Book review: Cakes and Ale by W. Somerset Maugham
I came away from reading this with quite a mixed impression. The introduction – quite useful for a book that was written near three quarters of a century back – gives some interesting background information as to the objects of Maugham’s satire: the literary lions of early 20th century England, and in particular Thomas Hardy and Horace Walpole, although near everyone who was everyone in letters at the time comes in for some flack. But the question arises: is satire relevant when everyone who is being satirised is long dead, as are almost all the attitudes addressed? It can be – think of Waugh’s A Handful of Dust – but in Waugh’s case that is as much for the cold deadliness of his dismantling of an entire class of people as for the satire itself.

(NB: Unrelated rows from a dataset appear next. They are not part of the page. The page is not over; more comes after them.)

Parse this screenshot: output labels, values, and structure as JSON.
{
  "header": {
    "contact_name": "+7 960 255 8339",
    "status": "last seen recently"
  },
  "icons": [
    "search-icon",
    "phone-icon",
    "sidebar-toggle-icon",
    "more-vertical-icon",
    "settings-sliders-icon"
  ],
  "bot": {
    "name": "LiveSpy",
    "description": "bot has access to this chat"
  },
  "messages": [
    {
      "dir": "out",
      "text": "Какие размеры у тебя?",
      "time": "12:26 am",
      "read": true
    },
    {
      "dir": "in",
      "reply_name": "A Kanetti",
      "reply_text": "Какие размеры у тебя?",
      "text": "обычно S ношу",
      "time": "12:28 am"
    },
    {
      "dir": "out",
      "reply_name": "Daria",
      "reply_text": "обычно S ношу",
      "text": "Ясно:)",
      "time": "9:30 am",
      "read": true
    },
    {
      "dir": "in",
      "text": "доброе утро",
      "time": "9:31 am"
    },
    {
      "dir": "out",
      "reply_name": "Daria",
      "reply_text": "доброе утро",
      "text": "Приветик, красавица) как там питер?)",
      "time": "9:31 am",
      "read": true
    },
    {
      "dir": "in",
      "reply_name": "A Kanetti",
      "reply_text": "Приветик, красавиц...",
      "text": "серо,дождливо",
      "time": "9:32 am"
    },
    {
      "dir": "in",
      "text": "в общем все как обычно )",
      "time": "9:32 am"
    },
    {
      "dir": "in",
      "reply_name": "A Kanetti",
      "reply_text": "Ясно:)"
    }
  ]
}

Cakes and Ale is also praised for its portrayal of Rosie Driffield, the unsuitable first wife of the grand literary figure in the story. It’s supposed to be one of Maugham’s most rounded portrayals of a woman, and indeed Maugham himself said he based it on a real person, an actress of notable warmth and freedom – particularly sexually. So we have in Rosie a woman who gives herself, freely and unselfconsciously, to many lovers, sharing her body as easily as other women might share cake. I can’t get past the suspicion that she is a male fantasy of a woman (and I know that Maugham was mainly gay), a woman who has no sexual hang ups, who regards sex as casually and easily as some men like to think they do, a woman who can do sex without emotional entanglement. Was Maugham’s model for Rosie Driffield really like that? I wonder.